I love their little personal tree counter, where I can see my impact. And I love their privacy policy – they don’t sell user data to advertisers or create profiles based on searches. You can read more about their privacy policy here.

It’s really easy to install Ecosia as your search engine – just head over to http://www.ecosia.org and follow their prompts. Then just go about your regular daily web life. Such a brilliant, simple way to pitch in!

P.S.: Why don’t you make someone’s day and send this pep talk to a friend or two? I bet they need it.

If you’d like to sign up to get this pep talk and action list in your in-box each week, you can do that here.

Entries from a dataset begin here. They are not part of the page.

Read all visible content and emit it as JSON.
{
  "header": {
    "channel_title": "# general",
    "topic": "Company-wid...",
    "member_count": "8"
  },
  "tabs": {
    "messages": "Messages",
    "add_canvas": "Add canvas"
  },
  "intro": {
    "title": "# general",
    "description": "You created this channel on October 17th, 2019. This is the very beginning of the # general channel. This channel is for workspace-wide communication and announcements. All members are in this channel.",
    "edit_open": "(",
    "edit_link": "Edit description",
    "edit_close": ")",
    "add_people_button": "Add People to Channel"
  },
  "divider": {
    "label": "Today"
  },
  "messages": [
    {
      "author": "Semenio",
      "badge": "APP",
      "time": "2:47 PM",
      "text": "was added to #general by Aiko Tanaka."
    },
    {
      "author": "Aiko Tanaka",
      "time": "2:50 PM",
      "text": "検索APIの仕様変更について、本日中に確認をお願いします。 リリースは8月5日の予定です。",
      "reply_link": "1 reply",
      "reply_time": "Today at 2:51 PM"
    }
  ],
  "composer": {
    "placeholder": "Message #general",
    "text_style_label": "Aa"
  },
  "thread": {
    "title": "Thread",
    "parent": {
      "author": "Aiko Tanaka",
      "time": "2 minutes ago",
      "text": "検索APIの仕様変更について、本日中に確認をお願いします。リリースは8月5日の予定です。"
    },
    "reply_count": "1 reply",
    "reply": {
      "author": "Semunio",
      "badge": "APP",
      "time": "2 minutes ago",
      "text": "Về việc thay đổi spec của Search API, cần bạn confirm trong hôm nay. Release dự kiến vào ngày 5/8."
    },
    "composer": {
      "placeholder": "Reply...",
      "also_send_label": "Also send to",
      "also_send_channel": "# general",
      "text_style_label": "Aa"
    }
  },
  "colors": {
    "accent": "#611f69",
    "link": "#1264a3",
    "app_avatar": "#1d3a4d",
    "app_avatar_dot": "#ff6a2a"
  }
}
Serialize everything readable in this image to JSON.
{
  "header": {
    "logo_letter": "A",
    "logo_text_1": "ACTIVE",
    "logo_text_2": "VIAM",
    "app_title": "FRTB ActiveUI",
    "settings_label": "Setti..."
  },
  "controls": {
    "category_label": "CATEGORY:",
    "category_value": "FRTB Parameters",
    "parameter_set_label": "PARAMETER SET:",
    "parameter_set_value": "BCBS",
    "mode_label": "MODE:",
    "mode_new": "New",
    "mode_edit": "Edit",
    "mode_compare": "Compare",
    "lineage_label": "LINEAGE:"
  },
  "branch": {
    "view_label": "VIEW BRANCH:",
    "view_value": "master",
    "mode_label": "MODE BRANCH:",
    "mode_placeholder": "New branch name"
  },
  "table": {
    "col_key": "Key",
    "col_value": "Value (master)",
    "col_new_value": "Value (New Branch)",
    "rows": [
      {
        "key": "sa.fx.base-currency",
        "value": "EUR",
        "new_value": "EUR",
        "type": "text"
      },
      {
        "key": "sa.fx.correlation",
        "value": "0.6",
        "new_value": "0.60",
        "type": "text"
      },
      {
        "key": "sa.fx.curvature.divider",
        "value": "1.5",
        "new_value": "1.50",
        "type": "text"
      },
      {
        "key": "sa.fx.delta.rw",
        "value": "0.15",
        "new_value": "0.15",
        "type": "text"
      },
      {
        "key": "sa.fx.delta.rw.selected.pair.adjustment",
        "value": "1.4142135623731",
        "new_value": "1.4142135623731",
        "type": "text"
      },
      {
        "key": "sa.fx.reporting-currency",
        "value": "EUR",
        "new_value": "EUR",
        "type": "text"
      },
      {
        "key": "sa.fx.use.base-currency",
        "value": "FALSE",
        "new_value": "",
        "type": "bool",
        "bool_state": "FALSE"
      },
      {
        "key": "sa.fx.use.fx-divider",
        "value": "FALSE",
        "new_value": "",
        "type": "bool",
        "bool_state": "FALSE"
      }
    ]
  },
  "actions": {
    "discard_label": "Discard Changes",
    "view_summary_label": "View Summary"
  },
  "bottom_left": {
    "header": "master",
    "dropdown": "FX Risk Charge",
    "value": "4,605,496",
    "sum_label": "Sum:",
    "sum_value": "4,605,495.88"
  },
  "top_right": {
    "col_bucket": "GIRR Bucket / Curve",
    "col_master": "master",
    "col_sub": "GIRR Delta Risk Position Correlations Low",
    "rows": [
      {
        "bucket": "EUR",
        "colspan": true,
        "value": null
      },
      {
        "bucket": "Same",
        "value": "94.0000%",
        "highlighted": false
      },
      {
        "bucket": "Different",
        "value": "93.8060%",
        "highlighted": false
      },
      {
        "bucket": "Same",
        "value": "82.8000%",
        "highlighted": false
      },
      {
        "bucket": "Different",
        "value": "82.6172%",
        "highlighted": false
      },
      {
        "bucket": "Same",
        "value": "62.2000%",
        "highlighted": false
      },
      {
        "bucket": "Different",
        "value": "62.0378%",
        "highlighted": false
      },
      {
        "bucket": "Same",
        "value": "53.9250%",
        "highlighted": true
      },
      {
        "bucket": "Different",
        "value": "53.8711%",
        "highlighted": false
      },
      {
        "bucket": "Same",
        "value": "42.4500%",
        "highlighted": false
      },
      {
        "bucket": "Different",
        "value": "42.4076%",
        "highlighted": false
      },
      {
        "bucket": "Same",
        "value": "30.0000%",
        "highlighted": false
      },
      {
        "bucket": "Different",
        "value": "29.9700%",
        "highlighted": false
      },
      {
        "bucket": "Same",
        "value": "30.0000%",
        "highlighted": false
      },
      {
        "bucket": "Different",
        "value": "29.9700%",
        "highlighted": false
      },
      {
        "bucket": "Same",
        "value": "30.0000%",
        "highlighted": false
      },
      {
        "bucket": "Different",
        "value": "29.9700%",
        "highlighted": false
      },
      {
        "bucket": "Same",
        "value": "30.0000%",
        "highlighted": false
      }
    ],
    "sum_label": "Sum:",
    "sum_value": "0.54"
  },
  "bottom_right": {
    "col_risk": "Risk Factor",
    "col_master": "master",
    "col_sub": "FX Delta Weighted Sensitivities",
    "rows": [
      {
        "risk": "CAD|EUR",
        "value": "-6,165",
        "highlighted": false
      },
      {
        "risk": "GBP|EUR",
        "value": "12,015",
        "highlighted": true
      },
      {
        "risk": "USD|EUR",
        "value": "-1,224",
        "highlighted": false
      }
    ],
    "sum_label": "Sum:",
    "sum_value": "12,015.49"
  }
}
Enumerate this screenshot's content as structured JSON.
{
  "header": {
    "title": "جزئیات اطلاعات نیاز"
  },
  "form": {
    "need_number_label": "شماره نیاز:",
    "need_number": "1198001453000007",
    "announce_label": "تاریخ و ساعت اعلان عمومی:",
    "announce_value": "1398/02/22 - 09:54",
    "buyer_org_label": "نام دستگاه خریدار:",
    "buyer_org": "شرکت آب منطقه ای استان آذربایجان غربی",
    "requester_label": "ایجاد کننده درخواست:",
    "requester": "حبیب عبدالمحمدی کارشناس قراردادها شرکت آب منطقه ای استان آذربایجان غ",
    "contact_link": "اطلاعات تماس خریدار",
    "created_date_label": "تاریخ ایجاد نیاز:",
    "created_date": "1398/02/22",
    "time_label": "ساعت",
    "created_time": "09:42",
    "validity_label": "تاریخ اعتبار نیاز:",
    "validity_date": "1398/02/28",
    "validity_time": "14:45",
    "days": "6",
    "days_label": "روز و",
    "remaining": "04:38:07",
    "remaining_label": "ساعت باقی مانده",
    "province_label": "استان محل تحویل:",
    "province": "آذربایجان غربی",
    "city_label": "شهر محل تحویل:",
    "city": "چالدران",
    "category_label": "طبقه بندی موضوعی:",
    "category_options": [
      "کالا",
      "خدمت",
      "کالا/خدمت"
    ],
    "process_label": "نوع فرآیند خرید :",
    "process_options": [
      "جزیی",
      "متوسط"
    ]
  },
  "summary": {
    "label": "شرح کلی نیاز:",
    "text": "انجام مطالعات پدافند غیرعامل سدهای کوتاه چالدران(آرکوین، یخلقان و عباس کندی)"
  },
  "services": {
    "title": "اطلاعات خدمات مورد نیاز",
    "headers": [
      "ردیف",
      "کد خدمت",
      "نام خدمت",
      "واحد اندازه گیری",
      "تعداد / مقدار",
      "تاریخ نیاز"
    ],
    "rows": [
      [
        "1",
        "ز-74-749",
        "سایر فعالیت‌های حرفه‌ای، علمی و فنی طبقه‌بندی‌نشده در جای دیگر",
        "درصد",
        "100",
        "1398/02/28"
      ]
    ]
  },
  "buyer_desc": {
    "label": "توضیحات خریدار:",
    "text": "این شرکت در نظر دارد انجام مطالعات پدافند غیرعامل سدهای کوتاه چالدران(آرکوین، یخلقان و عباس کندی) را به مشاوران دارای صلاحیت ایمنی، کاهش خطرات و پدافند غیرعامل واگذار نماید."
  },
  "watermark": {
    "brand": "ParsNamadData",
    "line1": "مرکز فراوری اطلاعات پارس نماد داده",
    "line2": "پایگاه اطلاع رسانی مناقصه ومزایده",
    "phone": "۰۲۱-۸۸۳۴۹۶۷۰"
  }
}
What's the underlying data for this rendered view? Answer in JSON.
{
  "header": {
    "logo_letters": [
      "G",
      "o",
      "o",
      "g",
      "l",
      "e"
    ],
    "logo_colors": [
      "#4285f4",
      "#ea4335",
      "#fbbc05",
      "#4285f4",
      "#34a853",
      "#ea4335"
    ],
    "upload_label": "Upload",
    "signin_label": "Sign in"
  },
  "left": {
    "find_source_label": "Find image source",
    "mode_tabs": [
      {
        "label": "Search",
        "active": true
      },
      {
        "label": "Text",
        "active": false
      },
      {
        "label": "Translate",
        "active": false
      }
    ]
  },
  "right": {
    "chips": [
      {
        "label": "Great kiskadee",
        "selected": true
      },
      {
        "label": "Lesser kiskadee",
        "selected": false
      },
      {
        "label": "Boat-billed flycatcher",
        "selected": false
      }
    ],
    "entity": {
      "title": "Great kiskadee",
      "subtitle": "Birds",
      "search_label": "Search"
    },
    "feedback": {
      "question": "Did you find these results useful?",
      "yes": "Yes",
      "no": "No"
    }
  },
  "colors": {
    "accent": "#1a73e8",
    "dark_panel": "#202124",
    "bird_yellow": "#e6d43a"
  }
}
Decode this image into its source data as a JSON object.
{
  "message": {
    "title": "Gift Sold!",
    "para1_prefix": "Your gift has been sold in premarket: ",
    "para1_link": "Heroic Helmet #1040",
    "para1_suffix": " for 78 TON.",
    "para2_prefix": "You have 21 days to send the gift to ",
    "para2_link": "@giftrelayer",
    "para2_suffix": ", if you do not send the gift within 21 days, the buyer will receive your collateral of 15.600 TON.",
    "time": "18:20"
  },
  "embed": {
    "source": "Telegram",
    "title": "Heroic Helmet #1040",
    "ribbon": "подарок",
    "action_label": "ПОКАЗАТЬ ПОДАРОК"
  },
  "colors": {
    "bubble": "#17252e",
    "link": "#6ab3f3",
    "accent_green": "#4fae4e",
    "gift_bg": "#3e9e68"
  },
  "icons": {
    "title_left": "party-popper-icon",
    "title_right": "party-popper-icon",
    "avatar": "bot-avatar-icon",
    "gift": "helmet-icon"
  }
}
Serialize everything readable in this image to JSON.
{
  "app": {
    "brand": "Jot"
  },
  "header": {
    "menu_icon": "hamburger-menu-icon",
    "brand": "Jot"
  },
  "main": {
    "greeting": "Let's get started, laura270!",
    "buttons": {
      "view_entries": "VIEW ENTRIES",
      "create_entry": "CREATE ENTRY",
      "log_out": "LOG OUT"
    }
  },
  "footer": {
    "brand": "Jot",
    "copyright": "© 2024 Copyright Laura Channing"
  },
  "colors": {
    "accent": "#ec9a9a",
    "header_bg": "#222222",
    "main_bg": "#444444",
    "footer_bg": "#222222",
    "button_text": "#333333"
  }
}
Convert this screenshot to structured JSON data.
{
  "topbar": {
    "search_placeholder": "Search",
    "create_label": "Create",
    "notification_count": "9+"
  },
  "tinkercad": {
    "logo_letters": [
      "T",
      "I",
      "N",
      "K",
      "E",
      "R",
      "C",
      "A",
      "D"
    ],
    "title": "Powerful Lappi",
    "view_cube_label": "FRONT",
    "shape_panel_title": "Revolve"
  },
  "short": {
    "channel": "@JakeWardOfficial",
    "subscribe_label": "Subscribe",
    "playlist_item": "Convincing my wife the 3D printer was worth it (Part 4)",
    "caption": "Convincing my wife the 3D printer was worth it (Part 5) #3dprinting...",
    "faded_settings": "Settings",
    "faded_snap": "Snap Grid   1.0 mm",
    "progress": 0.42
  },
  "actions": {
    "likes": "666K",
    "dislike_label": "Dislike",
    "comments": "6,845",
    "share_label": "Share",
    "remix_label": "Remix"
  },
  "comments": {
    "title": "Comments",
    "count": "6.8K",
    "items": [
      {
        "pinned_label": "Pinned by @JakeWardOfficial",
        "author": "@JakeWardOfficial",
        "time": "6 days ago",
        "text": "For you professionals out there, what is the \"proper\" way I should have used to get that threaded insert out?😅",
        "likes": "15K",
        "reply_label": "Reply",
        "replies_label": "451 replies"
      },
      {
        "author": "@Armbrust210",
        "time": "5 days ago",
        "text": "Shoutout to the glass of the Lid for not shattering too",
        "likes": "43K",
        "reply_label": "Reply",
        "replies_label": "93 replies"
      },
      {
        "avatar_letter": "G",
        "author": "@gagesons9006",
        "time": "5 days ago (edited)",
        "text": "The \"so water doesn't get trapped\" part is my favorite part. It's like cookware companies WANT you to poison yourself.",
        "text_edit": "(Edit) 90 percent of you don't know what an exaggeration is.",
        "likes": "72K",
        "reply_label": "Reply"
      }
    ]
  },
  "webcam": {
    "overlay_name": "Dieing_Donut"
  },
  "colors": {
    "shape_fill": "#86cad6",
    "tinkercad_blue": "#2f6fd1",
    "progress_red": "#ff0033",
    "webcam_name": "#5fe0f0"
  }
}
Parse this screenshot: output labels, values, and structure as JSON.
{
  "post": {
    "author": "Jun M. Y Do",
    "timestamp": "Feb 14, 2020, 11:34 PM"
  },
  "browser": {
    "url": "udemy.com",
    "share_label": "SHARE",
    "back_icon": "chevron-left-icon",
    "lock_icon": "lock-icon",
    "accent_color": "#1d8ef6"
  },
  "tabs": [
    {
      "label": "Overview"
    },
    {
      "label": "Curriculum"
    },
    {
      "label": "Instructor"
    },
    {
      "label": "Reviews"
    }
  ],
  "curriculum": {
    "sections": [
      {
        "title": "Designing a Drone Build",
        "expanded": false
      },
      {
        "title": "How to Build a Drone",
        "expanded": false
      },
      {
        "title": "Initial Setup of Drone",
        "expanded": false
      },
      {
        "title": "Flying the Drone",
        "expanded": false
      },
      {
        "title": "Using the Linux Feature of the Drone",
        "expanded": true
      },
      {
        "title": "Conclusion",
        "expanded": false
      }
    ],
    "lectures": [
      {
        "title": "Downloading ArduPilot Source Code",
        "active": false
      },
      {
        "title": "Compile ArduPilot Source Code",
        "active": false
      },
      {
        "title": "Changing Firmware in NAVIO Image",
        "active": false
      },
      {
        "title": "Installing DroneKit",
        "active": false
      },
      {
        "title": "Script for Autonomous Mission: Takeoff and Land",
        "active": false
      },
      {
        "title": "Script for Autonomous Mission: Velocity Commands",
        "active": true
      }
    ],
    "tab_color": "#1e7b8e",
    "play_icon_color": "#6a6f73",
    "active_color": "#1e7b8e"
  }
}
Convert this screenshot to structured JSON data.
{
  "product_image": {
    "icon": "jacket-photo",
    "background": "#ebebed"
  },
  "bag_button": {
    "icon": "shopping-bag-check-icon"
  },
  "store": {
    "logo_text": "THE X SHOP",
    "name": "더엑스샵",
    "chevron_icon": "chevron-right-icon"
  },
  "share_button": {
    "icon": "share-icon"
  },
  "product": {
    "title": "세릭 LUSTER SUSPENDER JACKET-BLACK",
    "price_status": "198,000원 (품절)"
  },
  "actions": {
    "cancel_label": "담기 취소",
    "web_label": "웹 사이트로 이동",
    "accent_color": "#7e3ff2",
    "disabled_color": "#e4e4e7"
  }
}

Welcome, friend!

P.P.S: Yes! Some of you have asked if I write for a living, and the answer is “I sure do!” Visit www.mhornish.com to learn more.

P.P.P.S.: If you want to help support this work you can do so via Patreon at
https://www.patreon.com/smalldeedsdone or via paypal at https://www.paypal.me/smalldeeds
My deepest gratitude in advance.

Thank you for reading. Thank you for writing. I read and respond to every e-mail. (Really! I really do!) We’re in this together. Don’t you forget it.

One thought on “Feeling Lonely? You’re Not Alone. Fifteen Ideas to Build Your Network

Have a thought? A small deed to suggest? Share it here!

Fill in your details below or click an icon to log in:

WordPress.com Logo

You are commenting using your WordPress.com account. Log Out /  Change )

Twitter picture

You are commenting using your Twitter account. Log Out /  Change )

Facebook photo

You are commenting using your Facebook account. Log Out /  Change )

Connecting to %s